━━━━━ PROVIDED RECORDS
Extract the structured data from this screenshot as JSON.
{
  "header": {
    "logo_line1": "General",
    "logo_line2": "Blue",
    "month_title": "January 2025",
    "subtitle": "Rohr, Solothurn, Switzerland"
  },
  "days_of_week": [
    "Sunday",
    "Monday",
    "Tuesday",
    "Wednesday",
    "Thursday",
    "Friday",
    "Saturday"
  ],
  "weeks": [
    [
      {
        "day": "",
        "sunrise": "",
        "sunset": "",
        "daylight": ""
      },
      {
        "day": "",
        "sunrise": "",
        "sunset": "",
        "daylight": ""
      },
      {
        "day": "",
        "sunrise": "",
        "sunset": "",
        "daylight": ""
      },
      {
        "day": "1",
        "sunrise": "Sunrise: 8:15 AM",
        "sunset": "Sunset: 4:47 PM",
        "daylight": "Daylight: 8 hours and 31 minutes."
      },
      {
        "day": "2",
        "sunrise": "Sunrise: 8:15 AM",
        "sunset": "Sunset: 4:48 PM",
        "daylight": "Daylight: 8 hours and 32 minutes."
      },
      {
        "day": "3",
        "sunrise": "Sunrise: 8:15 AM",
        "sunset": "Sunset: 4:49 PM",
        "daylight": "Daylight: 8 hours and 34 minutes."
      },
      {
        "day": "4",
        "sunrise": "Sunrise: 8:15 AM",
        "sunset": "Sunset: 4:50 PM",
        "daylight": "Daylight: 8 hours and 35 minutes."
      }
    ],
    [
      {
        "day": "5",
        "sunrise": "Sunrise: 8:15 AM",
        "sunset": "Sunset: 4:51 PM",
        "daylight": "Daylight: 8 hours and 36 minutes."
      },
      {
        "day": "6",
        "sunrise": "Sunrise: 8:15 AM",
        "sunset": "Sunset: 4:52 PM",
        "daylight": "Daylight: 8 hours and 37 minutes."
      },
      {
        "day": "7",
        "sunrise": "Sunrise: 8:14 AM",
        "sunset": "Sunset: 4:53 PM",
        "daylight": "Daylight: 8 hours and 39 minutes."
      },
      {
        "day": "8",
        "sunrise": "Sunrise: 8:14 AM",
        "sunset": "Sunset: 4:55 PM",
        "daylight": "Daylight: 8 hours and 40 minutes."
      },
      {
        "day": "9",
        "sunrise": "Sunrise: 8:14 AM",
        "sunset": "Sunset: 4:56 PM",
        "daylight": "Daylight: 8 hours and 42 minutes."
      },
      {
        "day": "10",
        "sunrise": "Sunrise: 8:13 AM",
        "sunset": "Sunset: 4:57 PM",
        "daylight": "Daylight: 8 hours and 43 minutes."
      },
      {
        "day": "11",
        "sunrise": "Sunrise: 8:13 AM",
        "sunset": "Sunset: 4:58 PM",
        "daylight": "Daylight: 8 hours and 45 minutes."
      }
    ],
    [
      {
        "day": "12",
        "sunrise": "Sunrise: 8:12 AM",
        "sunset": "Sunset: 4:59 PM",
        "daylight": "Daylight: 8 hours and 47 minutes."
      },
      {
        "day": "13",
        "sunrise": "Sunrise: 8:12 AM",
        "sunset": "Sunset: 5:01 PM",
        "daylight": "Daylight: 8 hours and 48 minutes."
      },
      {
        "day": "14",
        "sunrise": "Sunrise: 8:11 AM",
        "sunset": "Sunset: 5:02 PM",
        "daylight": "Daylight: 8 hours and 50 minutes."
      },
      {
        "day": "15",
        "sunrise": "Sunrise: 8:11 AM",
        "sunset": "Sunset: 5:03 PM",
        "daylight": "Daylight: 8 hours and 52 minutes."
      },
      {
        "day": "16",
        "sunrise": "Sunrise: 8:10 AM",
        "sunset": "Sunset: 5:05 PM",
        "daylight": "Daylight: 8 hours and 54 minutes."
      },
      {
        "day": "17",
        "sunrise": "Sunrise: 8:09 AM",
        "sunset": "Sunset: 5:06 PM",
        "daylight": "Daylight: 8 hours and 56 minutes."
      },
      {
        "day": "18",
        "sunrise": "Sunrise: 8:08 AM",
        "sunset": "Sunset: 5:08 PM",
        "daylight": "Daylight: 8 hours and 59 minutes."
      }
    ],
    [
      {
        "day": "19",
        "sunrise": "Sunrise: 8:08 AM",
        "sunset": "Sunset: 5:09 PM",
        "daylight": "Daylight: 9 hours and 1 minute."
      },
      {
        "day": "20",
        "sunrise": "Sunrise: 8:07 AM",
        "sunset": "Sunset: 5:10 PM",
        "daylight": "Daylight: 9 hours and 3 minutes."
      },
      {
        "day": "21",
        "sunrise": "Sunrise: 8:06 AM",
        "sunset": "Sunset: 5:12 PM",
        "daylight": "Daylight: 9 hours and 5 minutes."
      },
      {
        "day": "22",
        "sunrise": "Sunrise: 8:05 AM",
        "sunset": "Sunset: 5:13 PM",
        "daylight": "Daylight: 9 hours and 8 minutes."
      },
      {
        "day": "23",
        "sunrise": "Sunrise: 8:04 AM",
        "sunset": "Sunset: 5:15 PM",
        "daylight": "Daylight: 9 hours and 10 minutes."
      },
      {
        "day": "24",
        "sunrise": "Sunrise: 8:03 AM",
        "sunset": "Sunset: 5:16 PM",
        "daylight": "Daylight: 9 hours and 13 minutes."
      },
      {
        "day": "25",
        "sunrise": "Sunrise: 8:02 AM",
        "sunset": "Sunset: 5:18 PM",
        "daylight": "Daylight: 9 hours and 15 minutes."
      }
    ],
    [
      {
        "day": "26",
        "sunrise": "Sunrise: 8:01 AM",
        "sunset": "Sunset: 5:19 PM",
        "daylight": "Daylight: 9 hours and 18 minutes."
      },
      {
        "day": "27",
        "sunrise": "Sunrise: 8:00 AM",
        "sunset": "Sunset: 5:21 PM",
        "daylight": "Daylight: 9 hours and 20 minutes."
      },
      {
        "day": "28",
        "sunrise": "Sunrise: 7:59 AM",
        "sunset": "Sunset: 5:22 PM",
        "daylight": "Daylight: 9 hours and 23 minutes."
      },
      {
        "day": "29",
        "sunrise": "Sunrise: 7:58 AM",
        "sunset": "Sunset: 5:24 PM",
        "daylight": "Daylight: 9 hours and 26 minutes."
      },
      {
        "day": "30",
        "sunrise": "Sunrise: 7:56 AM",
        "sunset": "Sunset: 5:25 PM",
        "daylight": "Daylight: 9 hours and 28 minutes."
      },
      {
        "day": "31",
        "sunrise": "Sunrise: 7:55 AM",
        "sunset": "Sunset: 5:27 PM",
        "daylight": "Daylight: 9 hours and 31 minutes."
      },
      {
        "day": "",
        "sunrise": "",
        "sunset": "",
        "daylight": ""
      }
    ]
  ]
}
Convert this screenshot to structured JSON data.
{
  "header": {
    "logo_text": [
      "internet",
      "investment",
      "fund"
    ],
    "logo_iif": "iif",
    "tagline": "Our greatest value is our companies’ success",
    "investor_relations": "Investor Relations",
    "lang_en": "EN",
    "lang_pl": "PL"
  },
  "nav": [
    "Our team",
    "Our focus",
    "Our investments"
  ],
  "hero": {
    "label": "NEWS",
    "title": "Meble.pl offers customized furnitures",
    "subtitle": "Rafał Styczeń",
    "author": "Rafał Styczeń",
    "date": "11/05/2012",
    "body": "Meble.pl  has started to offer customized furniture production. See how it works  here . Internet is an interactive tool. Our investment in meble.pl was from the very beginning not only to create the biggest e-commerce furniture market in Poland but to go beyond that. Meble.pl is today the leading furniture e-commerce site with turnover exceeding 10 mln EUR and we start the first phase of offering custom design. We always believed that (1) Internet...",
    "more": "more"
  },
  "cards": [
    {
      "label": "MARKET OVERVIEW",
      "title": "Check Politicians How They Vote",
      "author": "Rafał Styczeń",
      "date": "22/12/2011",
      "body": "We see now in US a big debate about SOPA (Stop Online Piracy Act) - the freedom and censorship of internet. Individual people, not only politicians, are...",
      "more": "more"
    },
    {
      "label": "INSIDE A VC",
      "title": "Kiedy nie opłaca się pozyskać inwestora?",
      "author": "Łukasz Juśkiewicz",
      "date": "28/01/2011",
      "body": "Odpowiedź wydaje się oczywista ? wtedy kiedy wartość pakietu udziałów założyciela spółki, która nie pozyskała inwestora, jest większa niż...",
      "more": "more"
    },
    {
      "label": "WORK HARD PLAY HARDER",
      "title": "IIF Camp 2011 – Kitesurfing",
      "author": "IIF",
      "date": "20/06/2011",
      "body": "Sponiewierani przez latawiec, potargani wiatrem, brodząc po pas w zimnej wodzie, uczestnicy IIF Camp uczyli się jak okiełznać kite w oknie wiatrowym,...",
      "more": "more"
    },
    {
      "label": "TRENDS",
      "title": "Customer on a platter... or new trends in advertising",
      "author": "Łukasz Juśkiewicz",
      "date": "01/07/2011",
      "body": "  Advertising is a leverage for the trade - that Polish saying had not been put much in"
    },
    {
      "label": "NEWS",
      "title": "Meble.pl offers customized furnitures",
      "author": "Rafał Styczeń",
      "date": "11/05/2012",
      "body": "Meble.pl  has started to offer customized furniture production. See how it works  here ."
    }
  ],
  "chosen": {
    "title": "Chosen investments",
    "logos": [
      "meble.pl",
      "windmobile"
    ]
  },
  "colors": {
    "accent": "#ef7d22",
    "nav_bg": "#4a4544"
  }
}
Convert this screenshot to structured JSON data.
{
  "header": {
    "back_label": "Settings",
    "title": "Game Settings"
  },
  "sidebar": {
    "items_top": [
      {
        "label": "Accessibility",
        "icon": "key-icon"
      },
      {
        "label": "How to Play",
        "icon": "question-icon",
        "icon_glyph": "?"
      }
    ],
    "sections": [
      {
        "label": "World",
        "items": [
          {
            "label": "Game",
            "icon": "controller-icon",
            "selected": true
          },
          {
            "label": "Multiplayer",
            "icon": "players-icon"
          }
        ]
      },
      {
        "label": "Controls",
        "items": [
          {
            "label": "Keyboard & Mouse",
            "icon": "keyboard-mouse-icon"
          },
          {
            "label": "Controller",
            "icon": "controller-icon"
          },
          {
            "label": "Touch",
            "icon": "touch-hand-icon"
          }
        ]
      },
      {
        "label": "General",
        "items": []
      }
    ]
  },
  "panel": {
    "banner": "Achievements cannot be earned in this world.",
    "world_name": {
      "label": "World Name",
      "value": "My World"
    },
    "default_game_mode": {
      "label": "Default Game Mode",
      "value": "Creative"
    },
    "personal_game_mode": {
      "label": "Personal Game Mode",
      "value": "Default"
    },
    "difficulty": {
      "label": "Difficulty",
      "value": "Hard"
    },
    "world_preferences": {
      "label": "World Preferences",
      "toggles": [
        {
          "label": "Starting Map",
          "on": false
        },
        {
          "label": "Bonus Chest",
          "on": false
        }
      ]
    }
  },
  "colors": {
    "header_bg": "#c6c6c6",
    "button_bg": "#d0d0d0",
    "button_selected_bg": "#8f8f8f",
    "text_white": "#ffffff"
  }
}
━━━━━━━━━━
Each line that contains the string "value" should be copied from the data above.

ANSWER TO THIS TASK:
    "tagline": "Our greatest value is our companies’ success",
      "value": "My World"
      "value": "Creative"
      "value": "Default"
      "value": "Hard"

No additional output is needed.